• _PROMPT_
Give back, word for word, every line from the one containing "What data populates" to the end of the listing, and nothing more.

• _INPUT FOR THIS TASK_
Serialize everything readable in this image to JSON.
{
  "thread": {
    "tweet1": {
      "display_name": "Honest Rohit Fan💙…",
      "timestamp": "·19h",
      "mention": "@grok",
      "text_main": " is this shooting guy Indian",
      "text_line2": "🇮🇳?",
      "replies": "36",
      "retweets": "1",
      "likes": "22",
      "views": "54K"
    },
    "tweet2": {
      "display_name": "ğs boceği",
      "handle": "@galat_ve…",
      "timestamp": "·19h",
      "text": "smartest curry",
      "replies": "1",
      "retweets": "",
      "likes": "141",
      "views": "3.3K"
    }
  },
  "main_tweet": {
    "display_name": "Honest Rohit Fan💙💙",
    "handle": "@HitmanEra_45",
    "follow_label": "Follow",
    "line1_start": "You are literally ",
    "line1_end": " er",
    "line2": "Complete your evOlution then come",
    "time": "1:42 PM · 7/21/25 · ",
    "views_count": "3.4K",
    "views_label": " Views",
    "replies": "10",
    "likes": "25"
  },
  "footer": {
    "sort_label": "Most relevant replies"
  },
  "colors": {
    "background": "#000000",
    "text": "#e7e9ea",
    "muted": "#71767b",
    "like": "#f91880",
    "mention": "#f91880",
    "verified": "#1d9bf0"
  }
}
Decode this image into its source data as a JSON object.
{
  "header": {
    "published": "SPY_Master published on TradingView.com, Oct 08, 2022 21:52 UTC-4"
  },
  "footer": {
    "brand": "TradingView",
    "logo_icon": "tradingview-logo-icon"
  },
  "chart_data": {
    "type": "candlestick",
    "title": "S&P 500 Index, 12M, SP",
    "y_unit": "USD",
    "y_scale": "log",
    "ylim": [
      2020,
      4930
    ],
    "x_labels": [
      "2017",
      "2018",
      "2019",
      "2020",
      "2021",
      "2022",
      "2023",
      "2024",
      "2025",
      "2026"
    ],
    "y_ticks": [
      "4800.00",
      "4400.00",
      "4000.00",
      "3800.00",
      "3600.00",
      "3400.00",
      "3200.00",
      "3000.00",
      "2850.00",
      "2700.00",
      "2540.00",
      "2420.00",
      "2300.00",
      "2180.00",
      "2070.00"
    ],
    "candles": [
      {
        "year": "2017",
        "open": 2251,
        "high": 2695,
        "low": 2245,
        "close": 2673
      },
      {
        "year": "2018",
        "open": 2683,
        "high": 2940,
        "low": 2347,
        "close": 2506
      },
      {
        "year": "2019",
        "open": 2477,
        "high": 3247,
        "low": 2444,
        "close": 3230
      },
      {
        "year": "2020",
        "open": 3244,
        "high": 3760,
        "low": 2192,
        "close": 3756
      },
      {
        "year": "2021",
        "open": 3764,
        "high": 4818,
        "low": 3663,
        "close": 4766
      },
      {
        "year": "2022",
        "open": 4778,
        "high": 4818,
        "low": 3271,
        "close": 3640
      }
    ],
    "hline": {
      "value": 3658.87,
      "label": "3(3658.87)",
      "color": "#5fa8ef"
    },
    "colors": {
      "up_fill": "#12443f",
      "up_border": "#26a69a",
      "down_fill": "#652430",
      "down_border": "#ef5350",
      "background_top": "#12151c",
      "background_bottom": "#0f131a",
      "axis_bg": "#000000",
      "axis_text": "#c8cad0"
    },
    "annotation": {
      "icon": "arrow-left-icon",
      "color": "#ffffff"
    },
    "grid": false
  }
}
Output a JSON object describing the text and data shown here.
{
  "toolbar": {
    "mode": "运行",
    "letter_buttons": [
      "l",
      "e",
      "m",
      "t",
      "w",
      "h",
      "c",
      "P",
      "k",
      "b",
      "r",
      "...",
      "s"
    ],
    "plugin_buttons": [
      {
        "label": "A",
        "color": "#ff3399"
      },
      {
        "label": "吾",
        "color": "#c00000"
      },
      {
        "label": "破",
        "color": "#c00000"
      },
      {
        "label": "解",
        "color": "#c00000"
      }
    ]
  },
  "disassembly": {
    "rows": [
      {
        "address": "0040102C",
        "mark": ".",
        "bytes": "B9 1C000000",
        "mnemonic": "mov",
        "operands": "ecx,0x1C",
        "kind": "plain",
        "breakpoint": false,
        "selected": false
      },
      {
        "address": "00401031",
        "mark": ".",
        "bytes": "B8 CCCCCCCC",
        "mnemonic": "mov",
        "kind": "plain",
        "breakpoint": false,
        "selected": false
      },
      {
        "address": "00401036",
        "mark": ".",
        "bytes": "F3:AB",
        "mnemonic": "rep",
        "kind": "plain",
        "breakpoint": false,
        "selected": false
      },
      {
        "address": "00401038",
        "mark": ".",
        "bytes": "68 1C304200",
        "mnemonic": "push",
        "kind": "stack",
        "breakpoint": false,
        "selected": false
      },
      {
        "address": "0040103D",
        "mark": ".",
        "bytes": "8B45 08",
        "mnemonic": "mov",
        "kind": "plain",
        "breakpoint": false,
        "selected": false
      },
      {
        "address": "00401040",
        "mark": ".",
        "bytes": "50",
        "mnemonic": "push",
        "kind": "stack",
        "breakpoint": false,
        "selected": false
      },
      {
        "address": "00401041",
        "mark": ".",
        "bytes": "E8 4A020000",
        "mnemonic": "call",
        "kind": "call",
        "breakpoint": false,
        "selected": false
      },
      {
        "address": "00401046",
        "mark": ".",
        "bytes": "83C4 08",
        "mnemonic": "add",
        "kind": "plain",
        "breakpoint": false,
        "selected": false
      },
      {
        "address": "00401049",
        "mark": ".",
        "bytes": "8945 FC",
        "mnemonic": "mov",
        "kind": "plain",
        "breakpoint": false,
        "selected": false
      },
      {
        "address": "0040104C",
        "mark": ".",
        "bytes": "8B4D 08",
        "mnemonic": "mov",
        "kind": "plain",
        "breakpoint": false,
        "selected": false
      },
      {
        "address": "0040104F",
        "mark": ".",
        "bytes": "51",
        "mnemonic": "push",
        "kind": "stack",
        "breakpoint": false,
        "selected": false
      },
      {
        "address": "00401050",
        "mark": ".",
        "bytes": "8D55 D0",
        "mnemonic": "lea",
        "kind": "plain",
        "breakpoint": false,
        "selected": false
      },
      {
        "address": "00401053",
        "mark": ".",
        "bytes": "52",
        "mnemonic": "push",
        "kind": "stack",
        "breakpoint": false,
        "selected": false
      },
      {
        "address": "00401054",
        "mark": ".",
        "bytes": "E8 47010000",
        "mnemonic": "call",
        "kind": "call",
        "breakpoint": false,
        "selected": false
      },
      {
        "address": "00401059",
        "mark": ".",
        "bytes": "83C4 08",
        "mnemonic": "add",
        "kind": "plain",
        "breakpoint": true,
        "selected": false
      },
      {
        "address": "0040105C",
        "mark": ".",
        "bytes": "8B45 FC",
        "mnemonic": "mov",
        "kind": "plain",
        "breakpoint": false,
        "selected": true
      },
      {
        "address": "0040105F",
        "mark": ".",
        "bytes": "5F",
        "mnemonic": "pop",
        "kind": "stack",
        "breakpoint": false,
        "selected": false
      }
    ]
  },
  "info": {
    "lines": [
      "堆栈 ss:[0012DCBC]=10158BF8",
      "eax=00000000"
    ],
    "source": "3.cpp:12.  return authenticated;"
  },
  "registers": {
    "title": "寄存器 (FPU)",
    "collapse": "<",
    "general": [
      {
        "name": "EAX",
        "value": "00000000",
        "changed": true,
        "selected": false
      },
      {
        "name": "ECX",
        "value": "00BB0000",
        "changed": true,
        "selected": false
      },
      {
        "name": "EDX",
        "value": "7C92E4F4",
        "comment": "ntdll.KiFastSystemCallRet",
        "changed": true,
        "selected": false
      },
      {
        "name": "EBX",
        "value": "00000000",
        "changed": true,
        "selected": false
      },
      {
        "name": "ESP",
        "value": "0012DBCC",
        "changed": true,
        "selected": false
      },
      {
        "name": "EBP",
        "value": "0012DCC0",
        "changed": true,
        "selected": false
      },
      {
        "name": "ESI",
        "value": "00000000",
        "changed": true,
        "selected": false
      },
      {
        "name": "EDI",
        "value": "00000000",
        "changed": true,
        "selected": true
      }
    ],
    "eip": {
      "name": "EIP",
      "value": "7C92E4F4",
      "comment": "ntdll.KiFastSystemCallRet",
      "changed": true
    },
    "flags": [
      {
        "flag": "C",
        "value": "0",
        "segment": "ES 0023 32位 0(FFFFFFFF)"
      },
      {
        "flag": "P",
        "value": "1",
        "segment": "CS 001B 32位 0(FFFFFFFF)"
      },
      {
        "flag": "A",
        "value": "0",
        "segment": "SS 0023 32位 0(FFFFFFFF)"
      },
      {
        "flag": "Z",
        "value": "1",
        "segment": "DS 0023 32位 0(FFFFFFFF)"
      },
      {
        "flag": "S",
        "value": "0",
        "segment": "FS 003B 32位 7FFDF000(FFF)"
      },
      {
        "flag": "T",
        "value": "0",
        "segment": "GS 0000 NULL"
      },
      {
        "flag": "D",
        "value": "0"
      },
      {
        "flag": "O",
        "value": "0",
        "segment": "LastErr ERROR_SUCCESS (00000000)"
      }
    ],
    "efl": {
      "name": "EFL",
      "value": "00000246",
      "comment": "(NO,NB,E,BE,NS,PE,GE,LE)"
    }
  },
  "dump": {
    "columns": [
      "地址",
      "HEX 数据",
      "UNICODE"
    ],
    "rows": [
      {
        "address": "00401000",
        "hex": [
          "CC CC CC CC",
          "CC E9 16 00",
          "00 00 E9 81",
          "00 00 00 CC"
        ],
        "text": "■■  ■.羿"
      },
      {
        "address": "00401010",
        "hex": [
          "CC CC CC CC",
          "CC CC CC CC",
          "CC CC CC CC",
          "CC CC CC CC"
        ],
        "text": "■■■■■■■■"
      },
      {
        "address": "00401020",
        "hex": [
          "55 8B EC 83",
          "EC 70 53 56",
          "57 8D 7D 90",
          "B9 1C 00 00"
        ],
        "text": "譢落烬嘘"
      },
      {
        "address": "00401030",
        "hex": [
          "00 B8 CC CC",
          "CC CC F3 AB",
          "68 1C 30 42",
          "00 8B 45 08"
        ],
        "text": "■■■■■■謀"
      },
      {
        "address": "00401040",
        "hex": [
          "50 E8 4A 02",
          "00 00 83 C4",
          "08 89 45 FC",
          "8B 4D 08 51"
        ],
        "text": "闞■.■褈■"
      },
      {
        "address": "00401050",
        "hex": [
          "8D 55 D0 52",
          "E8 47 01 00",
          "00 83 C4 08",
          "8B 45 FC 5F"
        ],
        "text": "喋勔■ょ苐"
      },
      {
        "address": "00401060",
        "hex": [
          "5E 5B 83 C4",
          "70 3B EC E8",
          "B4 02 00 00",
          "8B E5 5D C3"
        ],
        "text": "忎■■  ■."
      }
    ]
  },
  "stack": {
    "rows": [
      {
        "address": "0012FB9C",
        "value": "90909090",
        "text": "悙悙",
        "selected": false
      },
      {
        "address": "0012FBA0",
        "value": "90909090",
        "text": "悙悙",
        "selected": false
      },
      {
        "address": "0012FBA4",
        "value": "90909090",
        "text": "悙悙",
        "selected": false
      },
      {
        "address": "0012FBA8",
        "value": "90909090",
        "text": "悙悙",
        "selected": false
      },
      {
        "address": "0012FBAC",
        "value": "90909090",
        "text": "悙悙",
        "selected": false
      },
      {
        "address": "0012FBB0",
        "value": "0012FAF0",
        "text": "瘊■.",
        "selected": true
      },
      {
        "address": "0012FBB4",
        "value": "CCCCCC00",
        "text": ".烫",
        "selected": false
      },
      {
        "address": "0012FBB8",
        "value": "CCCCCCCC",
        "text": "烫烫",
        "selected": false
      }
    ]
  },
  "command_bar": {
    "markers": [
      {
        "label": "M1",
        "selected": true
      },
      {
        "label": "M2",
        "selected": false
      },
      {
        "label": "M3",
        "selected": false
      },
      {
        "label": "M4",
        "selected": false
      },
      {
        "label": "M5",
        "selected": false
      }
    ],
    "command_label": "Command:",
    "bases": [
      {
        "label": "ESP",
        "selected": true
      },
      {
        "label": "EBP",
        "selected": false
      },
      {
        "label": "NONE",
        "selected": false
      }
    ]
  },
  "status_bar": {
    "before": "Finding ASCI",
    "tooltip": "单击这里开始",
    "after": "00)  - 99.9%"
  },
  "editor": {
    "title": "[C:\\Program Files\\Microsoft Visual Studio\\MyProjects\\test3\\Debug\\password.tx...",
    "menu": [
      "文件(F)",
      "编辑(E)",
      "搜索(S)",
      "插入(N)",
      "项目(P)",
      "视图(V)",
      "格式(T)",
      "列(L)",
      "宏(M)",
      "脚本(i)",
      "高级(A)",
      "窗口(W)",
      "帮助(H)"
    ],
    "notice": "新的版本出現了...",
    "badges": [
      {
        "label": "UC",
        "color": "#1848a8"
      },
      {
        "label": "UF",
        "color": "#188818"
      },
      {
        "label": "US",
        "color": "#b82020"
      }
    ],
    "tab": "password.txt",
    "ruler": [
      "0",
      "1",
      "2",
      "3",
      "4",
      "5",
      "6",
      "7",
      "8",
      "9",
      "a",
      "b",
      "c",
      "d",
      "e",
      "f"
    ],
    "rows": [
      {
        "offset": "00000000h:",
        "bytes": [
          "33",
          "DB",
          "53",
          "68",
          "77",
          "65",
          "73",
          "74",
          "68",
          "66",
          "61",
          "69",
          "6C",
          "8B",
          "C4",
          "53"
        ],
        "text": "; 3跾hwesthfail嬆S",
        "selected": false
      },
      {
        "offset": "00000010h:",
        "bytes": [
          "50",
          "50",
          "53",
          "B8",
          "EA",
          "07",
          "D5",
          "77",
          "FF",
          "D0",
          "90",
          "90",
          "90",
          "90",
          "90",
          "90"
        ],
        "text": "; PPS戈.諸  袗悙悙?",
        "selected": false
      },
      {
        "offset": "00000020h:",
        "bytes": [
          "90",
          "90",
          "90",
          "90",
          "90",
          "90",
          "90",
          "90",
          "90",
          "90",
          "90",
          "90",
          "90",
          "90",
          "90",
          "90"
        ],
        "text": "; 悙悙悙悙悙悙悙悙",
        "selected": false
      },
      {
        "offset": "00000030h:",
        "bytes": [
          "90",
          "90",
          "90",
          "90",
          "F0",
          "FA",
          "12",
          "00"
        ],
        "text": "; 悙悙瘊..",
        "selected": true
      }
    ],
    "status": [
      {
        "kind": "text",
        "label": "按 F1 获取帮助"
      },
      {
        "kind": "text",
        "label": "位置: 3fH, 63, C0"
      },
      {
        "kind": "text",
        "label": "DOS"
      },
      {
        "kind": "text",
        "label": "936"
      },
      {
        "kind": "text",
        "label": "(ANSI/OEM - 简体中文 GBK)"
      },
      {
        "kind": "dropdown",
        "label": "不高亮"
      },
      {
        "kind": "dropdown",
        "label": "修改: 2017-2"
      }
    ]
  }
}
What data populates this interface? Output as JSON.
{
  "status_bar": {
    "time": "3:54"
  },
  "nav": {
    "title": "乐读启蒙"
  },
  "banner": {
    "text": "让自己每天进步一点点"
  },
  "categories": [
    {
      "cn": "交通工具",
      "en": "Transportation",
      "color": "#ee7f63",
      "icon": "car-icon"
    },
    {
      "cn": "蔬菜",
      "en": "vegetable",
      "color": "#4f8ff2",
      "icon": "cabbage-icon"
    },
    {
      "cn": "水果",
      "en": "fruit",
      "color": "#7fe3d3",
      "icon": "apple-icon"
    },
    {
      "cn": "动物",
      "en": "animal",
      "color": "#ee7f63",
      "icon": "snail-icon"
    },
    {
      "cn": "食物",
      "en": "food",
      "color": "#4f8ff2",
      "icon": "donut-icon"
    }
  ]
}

• _EXERCISE OUTPUT_
What data populates this interface? Output as JSON.
{
  "status_bar": {
    "time": "3:54"
  },
  "nav": {
    "title": "乐读启蒙"
  },
  "banner": {
    "text": "让自己每天进步一点点"
  },
  "categories": [
    {
      "cn": "交通工具",
      "en": "Transportation",
      "color": "#ee7f63",
      "icon": "car-icon"
    },
    {
      "cn": "蔬菜",
      "en": "vegetable",
      "color": "#4f8ff2",
      "icon": "cabbage-icon"
    },
    {
      "cn": "水果",
      "en": "fruit",
      "color": "#7fe3d3",
      "icon": "apple-icon"
    },
    {
      "cn": "动物",
      "en": "animal",
      "color": "#ee7f63",
      "icon": "snail-icon"
    },
    {
      "cn": "食物",
      "en": "food",
      "color": "#4f8ff2",
      "icon": "donut-icon"
    }
  ]
}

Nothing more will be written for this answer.